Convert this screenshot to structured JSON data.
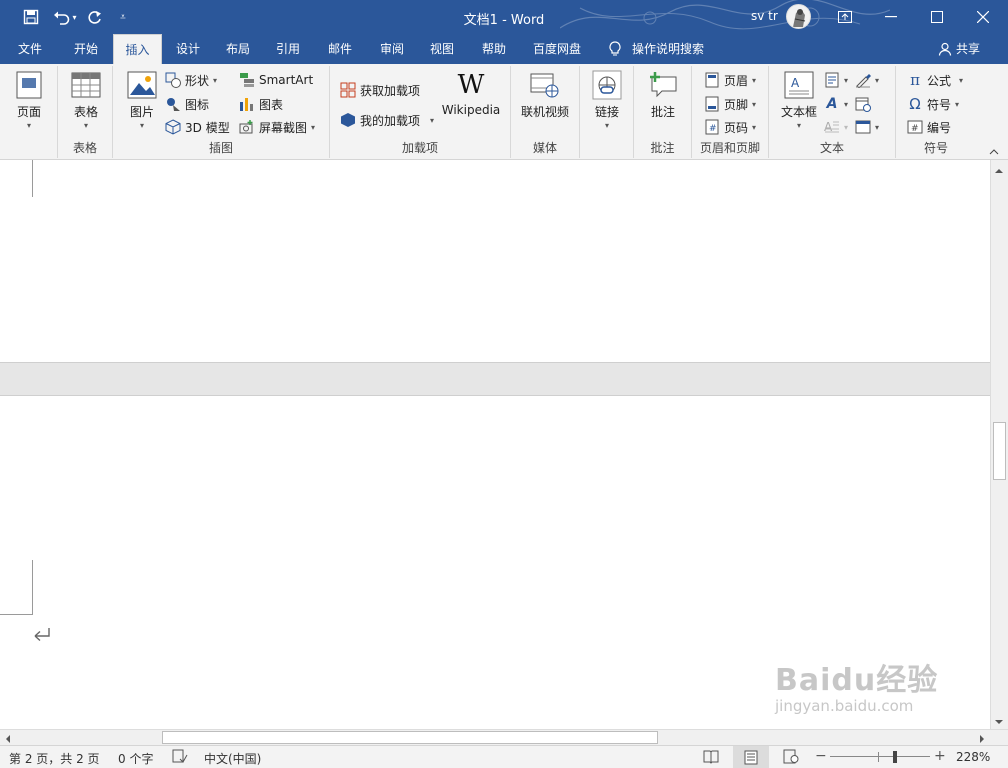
{
  "window": {
    "title": "文档1  -  Word",
    "user": "sv tr"
  },
  "menu_tabs": [
    {
      "label": "文件"
    },
    {
      "label": "开始"
    },
    {
      "label": "插入"
    },
    {
      "label": "设计"
    },
    {
      "label": "布局"
    },
    {
      "label": "引用"
    },
    {
      "label": "邮件"
    },
    {
      "label": "审阅"
    },
    {
      "label": "视图"
    },
    {
      "label": "帮助"
    },
    {
      "label": "百度网盘"
    }
  ],
  "active_tab": "插入",
  "search_label": "操作说明搜索",
  "share_label": "共享",
  "ribbon": {
    "pages": {
      "btn": "页面",
      "group": ""
    },
    "tables": {
      "btn": "表格",
      "group": "表格"
    },
    "illustrations": {
      "group": "插图",
      "picture": "图片",
      "shapes": "形状",
      "icons": "图标",
      "model3d": "3D 模型",
      "smartart": "SmartArt",
      "chart": "图表",
      "screenshot": "屏幕截图"
    },
    "addins": {
      "group": "加载项",
      "get": "获取加载项",
      "my": "我的加载项",
      "wikipedia": "Wikipedia"
    },
    "media": {
      "group": "媒体",
      "online_video": "联机视频"
    },
    "links": {
      "btn": "链接"
    },
    "comments": {
      "group": "批注",
      "btn": "批注"
    },
    "header_footer": {
      "group": "页眉和页脚",
      "header": "页眉",
      "footer": "页脚",
      "page_number": "页码"
    },
    "text": {
      "group": "文本",
      "textbox": "文本框"
    },
    "symbols": {
      "group": "符号",
      "equation": "公式",
      "symbol": "符号",
      "number": "编号"
    }
  },
  "status": {
    "page": "第 2 页，共 2 页",
    "words": "0 个字",
    "language": "中文(中国)",
    "zoom": "228%"
  },
  "watermark": {
    "brand": "Baidu经验",
    "url": "jingyan.baidu.com"
  },
  "colors": {
    "accent": "#2b579a",
    "ribbon_bg": "#f3f3f3",
    "gap": "#e6e6e6"
  }
}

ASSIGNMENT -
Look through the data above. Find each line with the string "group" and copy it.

WRITTEN SOLUTION -
      "group": ""
      "group": "表格"
      "group": "插图",
      "group": "加载项",
      "group": "媒体",
      "group": "批注",
      "group": "页眉和页脚",
      "group": "文本",
      "group": "符号",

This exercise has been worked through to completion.